Problem to work on:
Which lines below include "oder"? Copy them all.

Data provided:
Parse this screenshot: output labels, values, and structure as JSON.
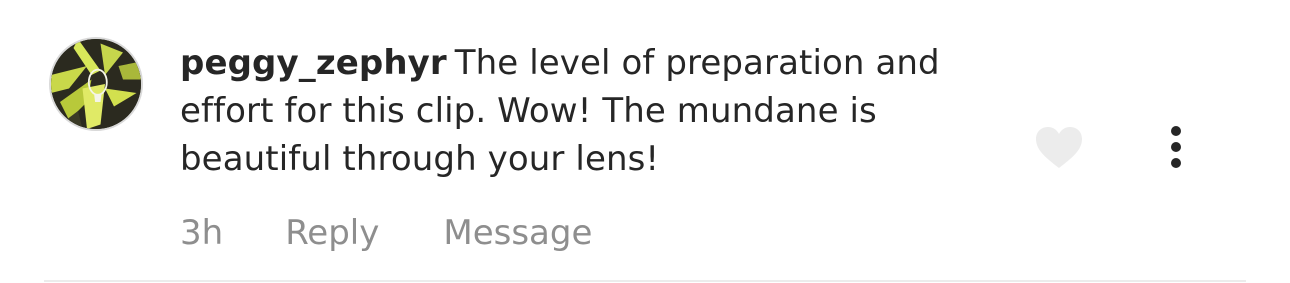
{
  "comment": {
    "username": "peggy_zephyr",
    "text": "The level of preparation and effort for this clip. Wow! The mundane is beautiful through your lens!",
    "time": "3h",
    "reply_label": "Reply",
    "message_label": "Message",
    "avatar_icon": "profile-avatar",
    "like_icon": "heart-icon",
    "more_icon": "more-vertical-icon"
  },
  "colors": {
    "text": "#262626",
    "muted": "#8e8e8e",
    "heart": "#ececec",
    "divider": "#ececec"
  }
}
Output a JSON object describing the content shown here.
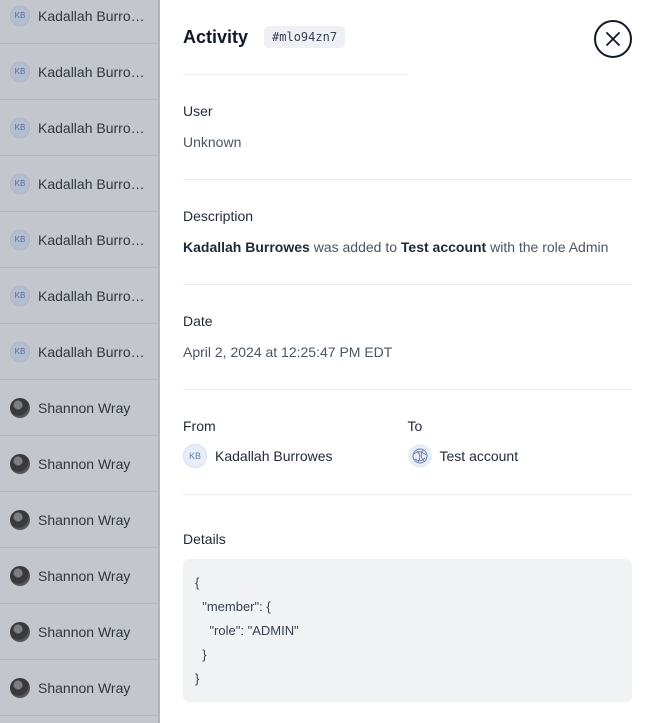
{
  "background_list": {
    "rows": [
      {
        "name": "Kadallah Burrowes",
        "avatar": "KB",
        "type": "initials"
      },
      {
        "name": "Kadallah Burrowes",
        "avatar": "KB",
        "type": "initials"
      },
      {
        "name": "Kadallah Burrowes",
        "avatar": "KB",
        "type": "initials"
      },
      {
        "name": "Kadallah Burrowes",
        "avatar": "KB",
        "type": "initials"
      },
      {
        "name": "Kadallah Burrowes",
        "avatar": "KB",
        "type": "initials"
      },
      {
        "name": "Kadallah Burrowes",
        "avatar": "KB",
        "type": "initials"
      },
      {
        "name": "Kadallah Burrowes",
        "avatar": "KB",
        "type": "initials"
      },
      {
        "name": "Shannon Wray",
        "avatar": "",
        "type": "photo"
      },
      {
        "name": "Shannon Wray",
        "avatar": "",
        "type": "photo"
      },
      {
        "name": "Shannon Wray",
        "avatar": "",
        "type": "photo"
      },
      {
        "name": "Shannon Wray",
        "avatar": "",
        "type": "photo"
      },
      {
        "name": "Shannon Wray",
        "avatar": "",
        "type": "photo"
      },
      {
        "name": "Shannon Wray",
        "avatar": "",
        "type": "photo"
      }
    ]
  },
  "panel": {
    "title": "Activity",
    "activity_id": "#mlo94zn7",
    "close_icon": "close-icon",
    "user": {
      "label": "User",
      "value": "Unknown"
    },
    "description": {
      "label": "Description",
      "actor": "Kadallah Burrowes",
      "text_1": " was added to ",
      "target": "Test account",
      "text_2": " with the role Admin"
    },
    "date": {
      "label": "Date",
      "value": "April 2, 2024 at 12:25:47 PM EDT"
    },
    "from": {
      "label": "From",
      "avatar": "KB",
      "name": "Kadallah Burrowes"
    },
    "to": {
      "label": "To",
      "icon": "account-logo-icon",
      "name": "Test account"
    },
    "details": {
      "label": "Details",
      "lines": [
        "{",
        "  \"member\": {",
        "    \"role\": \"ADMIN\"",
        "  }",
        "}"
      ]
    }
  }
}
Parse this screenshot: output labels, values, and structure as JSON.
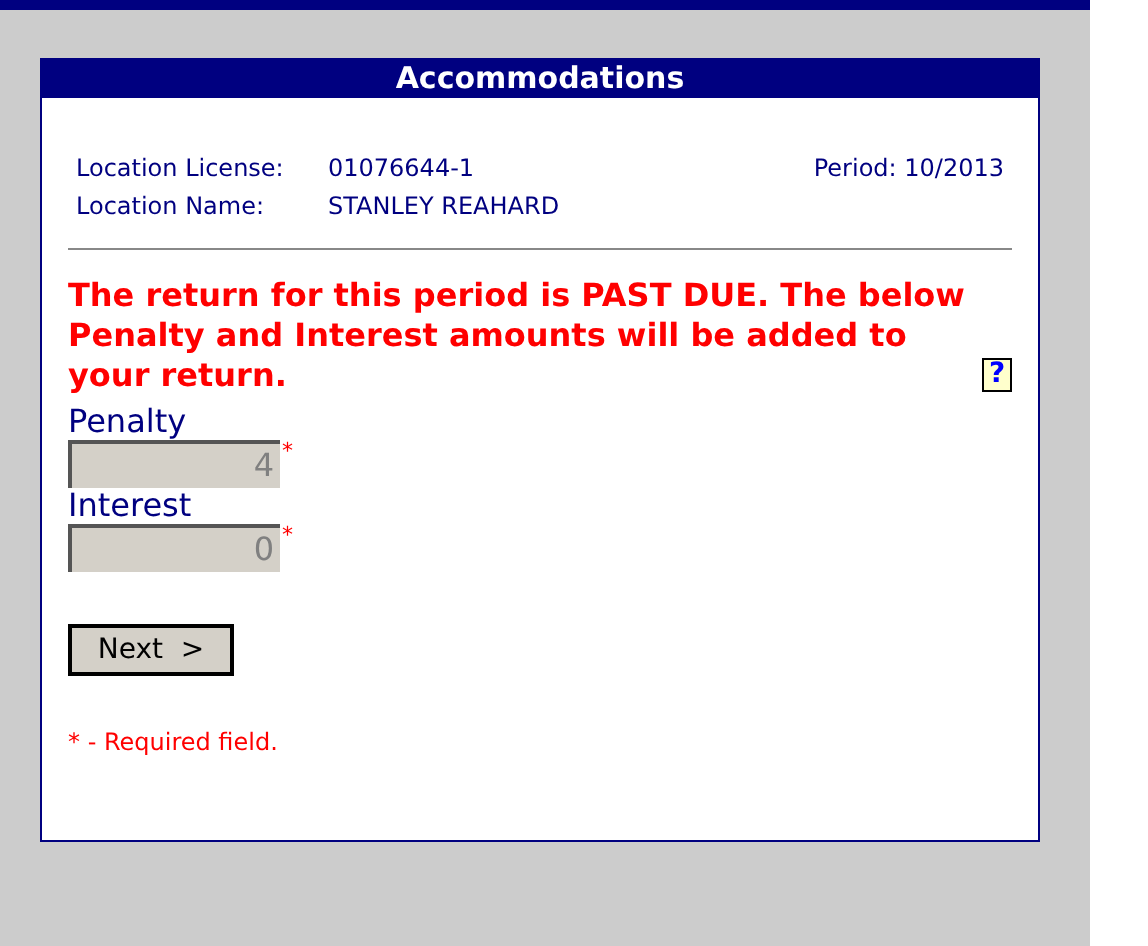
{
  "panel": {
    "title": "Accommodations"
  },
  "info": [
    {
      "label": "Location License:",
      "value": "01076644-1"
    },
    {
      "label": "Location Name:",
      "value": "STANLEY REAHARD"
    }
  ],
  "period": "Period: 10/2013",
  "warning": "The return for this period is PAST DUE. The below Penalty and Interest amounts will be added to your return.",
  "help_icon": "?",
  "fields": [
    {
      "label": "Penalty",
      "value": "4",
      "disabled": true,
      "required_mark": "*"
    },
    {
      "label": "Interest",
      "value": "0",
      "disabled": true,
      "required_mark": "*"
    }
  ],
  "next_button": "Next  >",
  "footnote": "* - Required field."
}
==
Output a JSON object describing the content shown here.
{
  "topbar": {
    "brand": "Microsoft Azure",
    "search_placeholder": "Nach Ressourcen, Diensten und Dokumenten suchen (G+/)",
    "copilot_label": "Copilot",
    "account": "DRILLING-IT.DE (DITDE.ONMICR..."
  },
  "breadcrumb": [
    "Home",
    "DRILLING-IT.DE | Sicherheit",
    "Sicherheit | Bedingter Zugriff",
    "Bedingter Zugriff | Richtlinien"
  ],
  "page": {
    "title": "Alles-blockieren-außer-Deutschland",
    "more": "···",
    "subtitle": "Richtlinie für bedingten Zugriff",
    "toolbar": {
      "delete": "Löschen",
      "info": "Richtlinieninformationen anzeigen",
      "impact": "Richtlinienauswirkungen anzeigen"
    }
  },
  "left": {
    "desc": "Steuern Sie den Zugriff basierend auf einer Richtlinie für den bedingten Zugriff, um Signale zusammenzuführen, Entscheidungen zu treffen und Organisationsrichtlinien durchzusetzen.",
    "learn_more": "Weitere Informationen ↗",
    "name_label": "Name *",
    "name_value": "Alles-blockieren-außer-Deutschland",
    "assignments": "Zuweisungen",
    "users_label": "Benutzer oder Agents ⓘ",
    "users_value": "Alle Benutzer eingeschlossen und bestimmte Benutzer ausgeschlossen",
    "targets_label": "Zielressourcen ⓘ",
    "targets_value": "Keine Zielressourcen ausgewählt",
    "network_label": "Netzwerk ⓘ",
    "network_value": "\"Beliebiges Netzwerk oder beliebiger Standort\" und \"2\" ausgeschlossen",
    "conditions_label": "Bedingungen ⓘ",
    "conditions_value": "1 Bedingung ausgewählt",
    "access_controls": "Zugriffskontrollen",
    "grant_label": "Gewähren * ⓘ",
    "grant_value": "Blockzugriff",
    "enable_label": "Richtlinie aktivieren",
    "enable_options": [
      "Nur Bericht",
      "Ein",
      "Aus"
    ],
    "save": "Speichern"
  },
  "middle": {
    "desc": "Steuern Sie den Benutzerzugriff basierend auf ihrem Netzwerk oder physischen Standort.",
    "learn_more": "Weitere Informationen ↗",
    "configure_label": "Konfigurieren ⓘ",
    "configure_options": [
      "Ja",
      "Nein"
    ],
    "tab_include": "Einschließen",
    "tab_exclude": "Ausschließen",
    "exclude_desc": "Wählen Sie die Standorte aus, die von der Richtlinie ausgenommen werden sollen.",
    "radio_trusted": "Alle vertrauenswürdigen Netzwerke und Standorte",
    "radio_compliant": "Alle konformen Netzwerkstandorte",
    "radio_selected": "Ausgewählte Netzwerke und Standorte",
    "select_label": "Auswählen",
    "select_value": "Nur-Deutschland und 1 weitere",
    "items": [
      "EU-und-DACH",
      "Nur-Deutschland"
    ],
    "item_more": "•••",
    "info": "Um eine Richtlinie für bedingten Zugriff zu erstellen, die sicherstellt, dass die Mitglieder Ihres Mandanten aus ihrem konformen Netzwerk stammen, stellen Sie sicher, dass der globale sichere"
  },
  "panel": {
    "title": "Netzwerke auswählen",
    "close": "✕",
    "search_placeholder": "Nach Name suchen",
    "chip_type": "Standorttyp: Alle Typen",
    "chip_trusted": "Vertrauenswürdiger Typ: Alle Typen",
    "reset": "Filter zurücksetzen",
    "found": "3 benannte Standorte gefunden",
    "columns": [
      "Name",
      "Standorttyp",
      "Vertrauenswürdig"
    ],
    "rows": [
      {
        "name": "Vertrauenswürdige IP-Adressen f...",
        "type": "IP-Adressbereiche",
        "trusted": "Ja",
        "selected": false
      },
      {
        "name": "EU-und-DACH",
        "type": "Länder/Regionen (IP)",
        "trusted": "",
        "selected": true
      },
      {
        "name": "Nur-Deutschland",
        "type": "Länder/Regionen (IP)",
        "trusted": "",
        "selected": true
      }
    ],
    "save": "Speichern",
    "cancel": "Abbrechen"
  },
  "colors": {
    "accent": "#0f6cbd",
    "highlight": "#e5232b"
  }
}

Response below:
    "users_label": "Benutzer oder Agents ⓘ",
    "network_value": "\"Beliebiges Netzwerk oder beliebiger Standort\" und \"2\" ausgeschlossen",
    "desc": "Steuern Sie den Benutzerzugriff basierend auf ihrem Netzwerk oder physischen Standort.",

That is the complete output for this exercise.